Motivations and goals that continue to this day
Not wanting to see a small forest fragment degrade any further, a small band of volunteers decided to make changes in their community. Instead of complaining, they donned their gumboots and started weeding Witheford Reserve.
And so it was that in 1998, the “Kaipatiki Ecological Restoration Project” was incorporated and the momentum started. Jenny Christianson was the passion behind the project and she soon had a band of merry men (and women) who volunteered their time and energy. The project had many homes: Jenny’s house, a cupboard in the local scout den, and now a converted Council kindergarten facility, hidden in the lower reaches of the Eskdale Reserve in Birkdale.
As the new Kaipatiki Road and bridge was built, trees fell, and weeds and animal pests were given a gateway into the riparian zone. Wandering Jew and convolvulus, among many others, began to grow profusely, competing with a stressed native biota.

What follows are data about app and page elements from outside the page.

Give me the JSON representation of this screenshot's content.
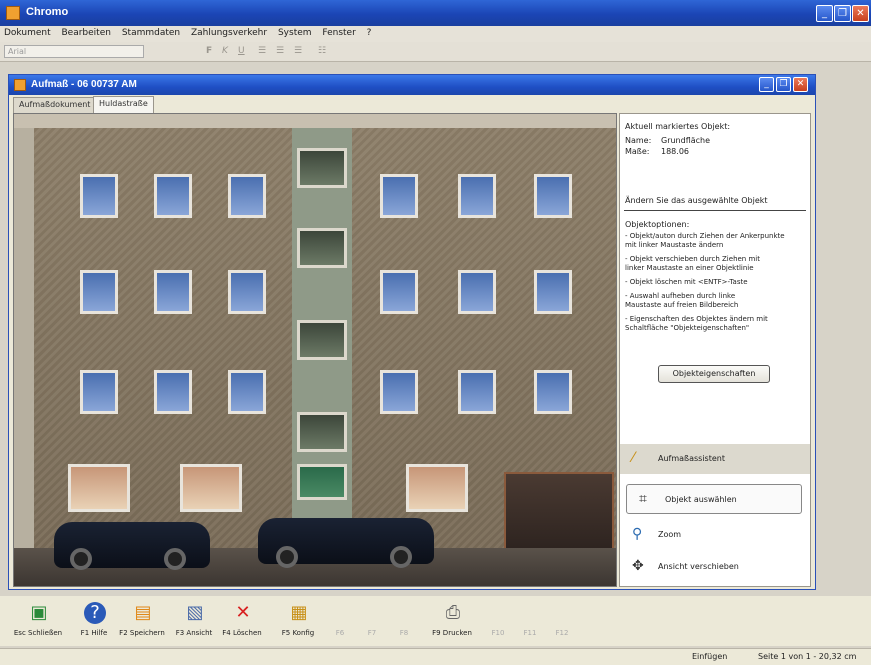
{
  "app": {
    "title": "Chromo"
  },
  "menu": [
    "Dokument",
    "Bearbeiten",
    "Stammdaten",
    "Zahlungsverkehr",
    "System",
    "Fenster",
    "?"
  ],
  "toolbar": {
    "combo_value": "Arial",
    "format_items": [
      "F",
      "K",
      "U"
    ]
  },
  "inner_window": {
    "title": "Aufmaß - 06 00737 AM",
    "tabs": [
      {
        "label": "Aufmaßdokument",
        "active": false
      },
      {
        "label": "Huldastraße",
        "active": true
      }
    ]
  },
  "panel": {
    "current_object_title": "Aktuell markiertes Objekt:",
    "name_label": "Name:",
    "name_value": "Grundfläche",
    "mass_label": "Maße:",
    "mass_value": "188.06",
    "change_hint": "Ändern Sie das ausgewählte Objekt",
    "options_title": "Objektoptionen:",
    "options": [
      "- Objekt/auton durch Ziehen der Ankerpunkte",
      "  mit linker Maustaste ändern",
      "- Objekt verschieben durch Ziehen mit",
      "  linker Maustaste an einer Objektlinie",
      "- Objekt löschen mit <ENTF>-Taste",
      "- Auswahl aufheben durch linke",
      "  Maustaste auf freien Bildbereich",
      "- Eigenschaften des Objektes ändern mit",
      "  Schaltfläche \"Objekteigenschaften\""
    ],
    "properties_button": "Objekteigenschaften",
    "tasks": [
      {
        "icon": "wand-icon",
        "label": "Aufmaßassistent"
      },
      {
        "icon": "select-object-icon",
        "label": "Objekt auswählen"
      },
      {
        "icon": "magnifier-icon",
        "label": "Zoom"
      },
      {
        "icon": "move-arrows-icon",
        "label": "Ansicht verschieben"
      }
    ]
  },
  "fkeys": [
    {
      "label": "Esc Schließen",
      "icon": "close-doc-icon",
      "enabled": true
    },
    {
      "label": "F1 Hilfe",
      "icon": "help-icon",
      "enabled": true
    },
    {
      "label": "F2 Speichern",
      "icon": "save-icon",
      "enabled": true
    },
    {
      "label": "F3 Ansicht",
      "icon": "view-icon",
      "enabled": true
    },
    {
      "label": "F4 Löschen",
      "icon": "delete-icon",
      "enabled": true
    },
    {
      "label": "F5 Konfig",
      "icon": "config-icon",
      "enabled": true
    },
    {
      "label": "F6",
      "icon": "",
      "enabled": false
    },
    {
      "label": "F7",
      "icon": "",
      "enabled": false
    },
    {
      "label": "F8",
      "icon": "",
      "enabled": false
    },
    {
      "label": "F9 Drucken",
      "icon": "printer-icon",
      "enabled": true
    },
    {
      "label": "F10",
      "icon": "",
      "enabled": false
    },
    {
      "label": "F11",
      "icon": "",
      "enabled": false
    },
    {
      "label": "F12",
      "icon": "",
      "enabled": false
    }
  ],
  "status": {
    "mode": "Einfügen",
    "page": "Seite 1 von 1 - 20,32 cm"
  },
  "colors": {
    "titlebar": "#1f4fc4",
    "panel_bg": "#ffffff",
    "delete_icon": "#d82020"
  }
}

Seedlings at the base of parents’ trees could no longer penetrate the dense weed mat and therefore died. A daunting challenge for a relatively small band of volunteers, but with the support and assistance of the North Shore City Council – an act of almost blind faith – the road margin was cleared and planted, and a walkway, designed to link with the envisaged coastal walkway, was created.
As volunteer numbers increased, planting, pest management and education programmes were established to provide direction. Particular emphasis was placed on restoring the riparian corridor as litter, weeds and stormwater problems had severely polluted the tiny stream.
In an effort to change the tide children and businesses joined local residents in planting the hundreds of native plants propagated by the volunteers. During this period the Project was able to secure its first major external funding and employ some equally passionate staff. Under their leadership, Kaipatiki continued to foster a community interest in environmental matters, dragging in more and more support and the membership expanded.
With growth of the organisation came a widening in focus, to include education around sustainability issues and a change of name to the “Kaipatiki Project”. New programmes such as Kereru Awhina, Nature for Neighbourhoods, Enviro-Schools, Create Your Own Eden, Nursery Bites and the Streamside Assistance Programme were started and crossed the boundaries of the reserve and entered into people’s lives through education and hands-on assistance for their homes, gardens, schools and work places.
A total makeover of the Kaipatiki Project’s HQ was made possible in 2009/10, thanks to input from staff, volunteers and sponsors. New carpet and curtains, an internal & external paint job, a rainwater tank and a tidy up meant a more comfortable and productive working environment for staff, visitors and volunteers.
Native plant propagation really took off in the nursery adjoining the Centre when, in 2009, the Birkenhead and Northcote Community Board granted permission for the Project to use land to the rear of the Centre to store young trees and shrubs. This overflow area, with its dedicated irrigation facility, now houses thousands of plants destined for replanting not only by Kaipatiki Project volunteers but also plants which have been grown to order for other local restoration groups including Tuff Crater and Le Roys Bush.
The Kaipatiki Project Committee became a Trust in 2009 – with their sights set on growing the organisation, developing its social enterprise arm,and focussed on securing a new home for the Centre.
A crowning achievement for all involved with the Kaipatiki Project came in February 2010, when the Project won a ‘Highly Commended’ placing in the Auckland Regional Council Sustainable Environment Awards.
Kaipatiki Project is able to operate due to the generosity of our funders and supporters